As official airline of the USS Midway Museum, Southwest Airlines supports Midway’s Flight Academy and is naming sponsor of the Southwest Airlines Flight Academy Lab where students learn the principles of flight during youth education and overnight programs including Operation Wing Scout patterned after the original 1940s Girl Scout program. Additionally, Southwest Airlines partnership supports Midway’s commitment to deliver meaningful, memorable experiences and mission of inspiring, educating, and entertaining almost a million and a half visitors every year.

“Southwest is honored to partner with the USS Midway Museum to preserve a legacy of service for current and future generations,” said Kelly Knox, Southwest Airlines community outreach for California. “Our Southwest Hearts beat for the red, white, and blue, with nearly 13 percent of our workforce bringing a military background to the airline.” 

“Midway and Southwest Airlines are completely aligned in our objectives for guest experience and our commitment to service and the San Diego community,” said Craig Fisher, Midway’s director of partnership marketing. “And, Southwest Airlines leads by example when it comes to civility, corporate kindness, and caring.’”

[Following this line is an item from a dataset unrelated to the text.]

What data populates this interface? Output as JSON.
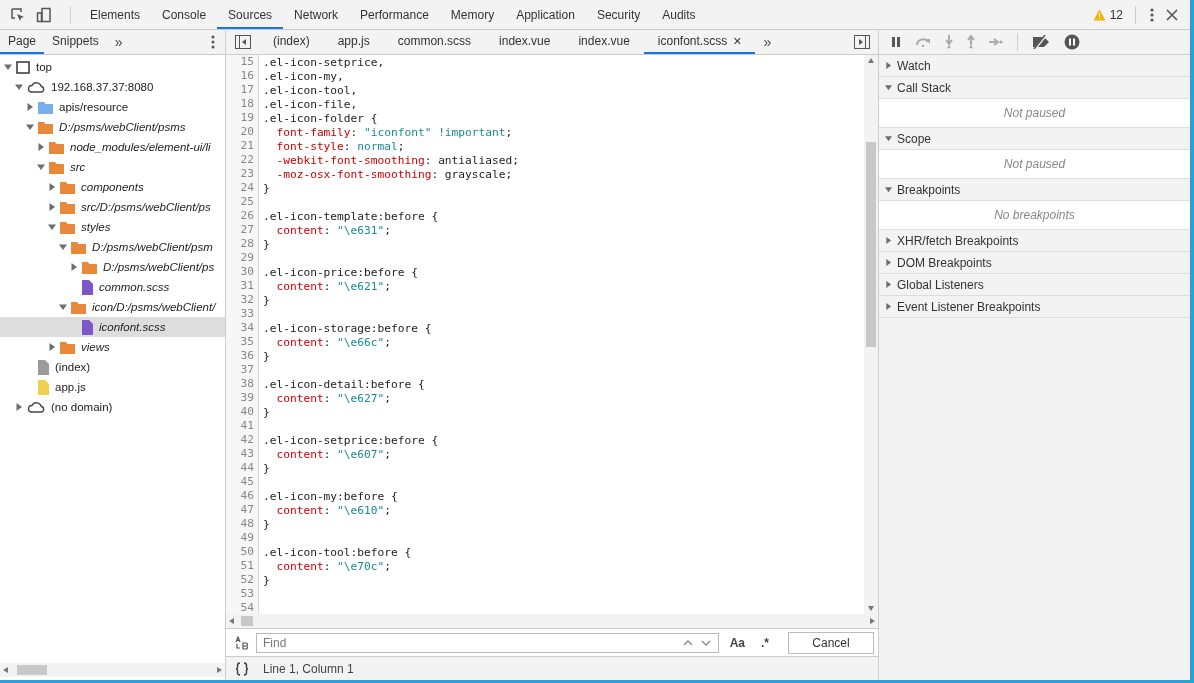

Examples of Southwest Airlines’ commitment to caring and kindness during its 50 years include transporting orphaned and abandoned pets to the Helen Woodward Animal Center during Hurricane Harvey; ongoing support for the Honor Flight Program that transports U.S. veterans, free of charge, to Washington, D.C., to visit the nation’s war memorials; repurposing leather from airline seats to make closed-toe shoes, sandals, and soccer balls for kids in Kenya; and Southwest Airlines’ one million

“Acts of Kindness” initiative encouraging random acts of kindness and caring by employees, customers, partners, and friends to inspire a kinder, more compassionate world.

Southwest Airlines’ caring and kindness has resulted in more than 1.5 million hours of volunteer work by employees, $222 million donated to local communities and 475,000 flights donated for those in need since 2008.